“I’d be very bothered if it was outside under the July sun, but this is different,” he says. “It’s in an indoor arena. … I’m guessing it won’t be raining in Phoenix as much as it does back home—and believe me, that’s not a bad thing.”
Fighting for the first time under the Premier Boxing Champions banner, Selby will be matched up against a former three-division world champion in Montiel (54-4-2, 39 KOs). The 36-year-old power-puncher, who is riding an eight-fight winning streak, has Selby’s utmost respect.
“He’s class,” Selby says of Montiel. “Three world title belts says it all. He will be tough to beat and will be coming to take my belt. It’s not going to happen.”
Even though he’s keenly aware of Montiel’s accomplishments and fighting style, Selby doesn’t claim to know all of his opponent’s tendencies and idiosyncrasies. That’s because while many fighters devote a chunk of training camp breaking down tape with Zapruder-like precision, the Welshman stresses that’s really never been part of his pre-fight regimen.

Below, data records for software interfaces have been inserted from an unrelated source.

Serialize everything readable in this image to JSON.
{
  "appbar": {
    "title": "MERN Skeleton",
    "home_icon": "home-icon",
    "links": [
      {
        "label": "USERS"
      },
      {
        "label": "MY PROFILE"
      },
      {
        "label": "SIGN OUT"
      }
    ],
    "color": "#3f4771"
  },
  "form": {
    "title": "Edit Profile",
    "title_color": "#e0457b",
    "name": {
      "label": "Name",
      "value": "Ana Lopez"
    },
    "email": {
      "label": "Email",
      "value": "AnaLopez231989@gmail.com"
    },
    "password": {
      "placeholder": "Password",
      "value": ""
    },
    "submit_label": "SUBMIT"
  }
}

“That’s not my style,” he says. “I will watch Montiel, sure. I’ll study him and see what I think are his strengths and possible weaknesses, but I won’t spend hours and hours doing it.
“I have always thought if you watch an opponent too much it can make you too rigid and less able to make alterations once the fight begins. I like to go into the ring without overstudying a fighter, so that I can work him out myself.”
“ He’s class. Three world title belts says it all. He will be tough to beat and will be coming to take my belt. It’s not going to happen. ” Lee Selby on upcoming opponent Fernando Montiel
Selby turned pro in 2008 and reeled off four straight wins before losing a four-rounder on points to Samir Mouneimne in May 2009. It proved to be only a minor setback, as he’s since sliced his way through the 126-pound ranks while fighting exclusively in the United Kingdom.
Most recently, Selby dominated Evgeny Gradovich in their 126-pound title fight in London on May 30, winning a technical decision when the bout was stopped in the eighth round. In so doing, he became Wales’ 12th world champion—and he intends to hold onto that title for years to come.
“It is still a day that I have to remember and pinch myself,” Selby says. “And yet I still feel that there is so much more to come from me. I feel I am developing as a fighter, and you have seen pretty much nothing yet.
“I love the fact that I have put my town of Barry on the boxing map, but now it’s about going global and beating Montiel is part of that. I aim to put down a marker for the rest of my division. As I said, I really, really can’t wait.”
For complete coverage of Selby vs Montiel, visit our fight page.